perhaps another period of rain/mountain snow early next week with
the arrival of an upper trough. Farther east, a weak wave/frontal
system may produce some rain over parts of the Ohio Valley/Great
Lakes through Mid-Atlantic during at least a part of the weekend.

The Northeast will see unseasonably warm lows early Friday ahead of
the cold front crossing the region during the day. Behind the
front, parts of the Ohio Valley/Great Lakes into central-northern
Appalachians will see a brief period of cool daytime highs Friday-
Saturday. Farther west, from Friday through the weekend an area of
above normal temperatures will shift from the West/High Plains
into the central U.S. Highs should reach up to 10-20F above normal
on Friday while parts of the northern/central Plains may see plus
15-25F anomalies during the weekend. Some of this warmth with
lesser anomalies (plus 5-15F) will likely spread into most of the
East from Sunday onward. Persistence of a mean trough aloft may
hold daytime highs closer to normal over the Northeast though. The
upper low tracking in from the eastern Pacific will bring below
normal highs into California and the Southwest during Sunday-
Tuesday while farther north an upper trough and leading cold front
should promote modestly below normal readings over the Northwest
by early next week.


Additional 3-7 Day Hazard information can be found on the WPC
medium range hazards outlook chart at:
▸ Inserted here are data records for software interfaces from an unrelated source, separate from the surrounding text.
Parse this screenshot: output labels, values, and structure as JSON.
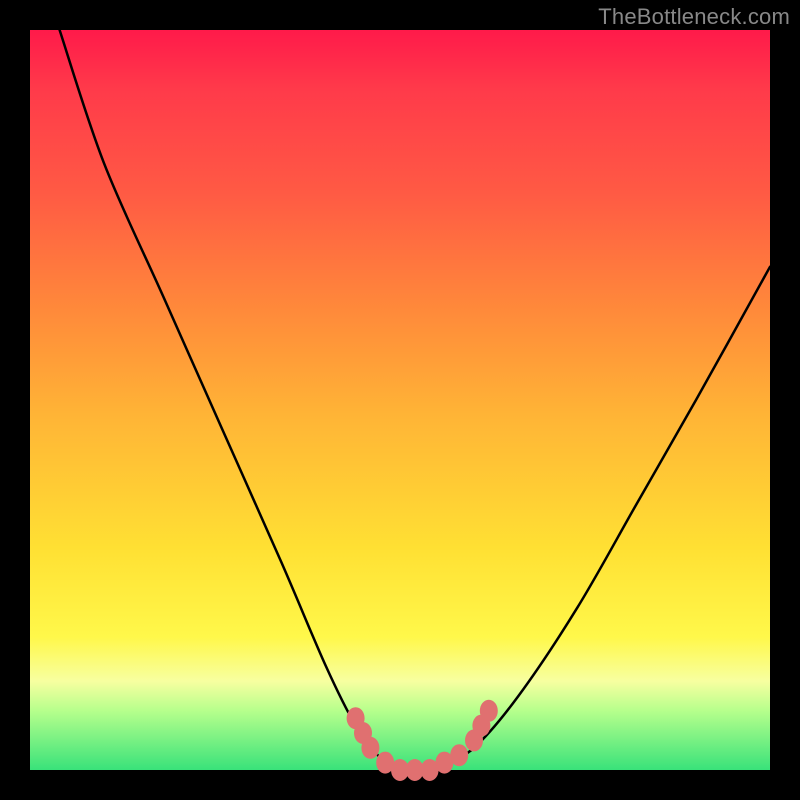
{
  "attribution": "TheBottleneck.com",
  "colors": {
    "frame": "#000000",
    "gradient_top": "#ff1a4a",
    "gradient_bottom": "#39e27a",
    "curve": "#000000",
    "marker": "#e07070"
  },
  "chart_data": {
    "type": "line",
    "title": "",
    "xlabel": "",
    "ylabel": "",
    "xlim": [
      0,
      100
    ],
    "ylim": [
      0,
      100
    ],
    "grid": false,
    "legend": false,
    "series": [
      {
        "name": "bottleneck-curve",
        "note": "V-shaped curve; y≈0 near the trough. Values estimated from pixel position (no axis ticks visible).",
        "x": [
          4,
          10,
          18,
          26,
          34,
          40,
          44,
          47,
          50,
          53,
          56,
          60,
          66,
          74,
          82,
          90,
          100
        ],
        "y": [
          100,
          82,
          64,
          46,
          28,
          14,
          6,
          2,
          0,
          0,
          1,
          3,
          10,
          22,
          36,
          50,
          68
        ]
      }
    ],
    "markers": {
      "name": "trough-markers",
      "note": "Pink dots clustered around the curve minimum; x/y in same 0–100 space.",
      "points": [
        {
          "x": 44,
          "y": 7
        },
        {
          "x": 45,
          "y": 5
        },
        {
          "x": 46,
          "y": 3
        },
        {
          "x": 48,
          "y": 1
        },
        {
          "x": 50,
          "y": 0
        },
        {
          "x": 52,
          "y": 0
        },
        {
          "x": 54,
          "y": 0
        },
        {
          "x": 56,
          "y": 1
        },
        {
          "x": 58,
          "y": 2
        },
        {
          "x": 60,
          "y": 4
        },
        {
          "x": 61,
          "y": 6
        },
        {
          "x": 62,
          "y": 8
        }
      ]
    }
  }
}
WPC medium range 500mb heights, surface systems, weather grids,
quantitative precipitation forecast (QPF), excessive rainfall
outlook (ERO), winter weather outlook (WWO) probabilities, heat
indices, and Key Messages can be accessed from: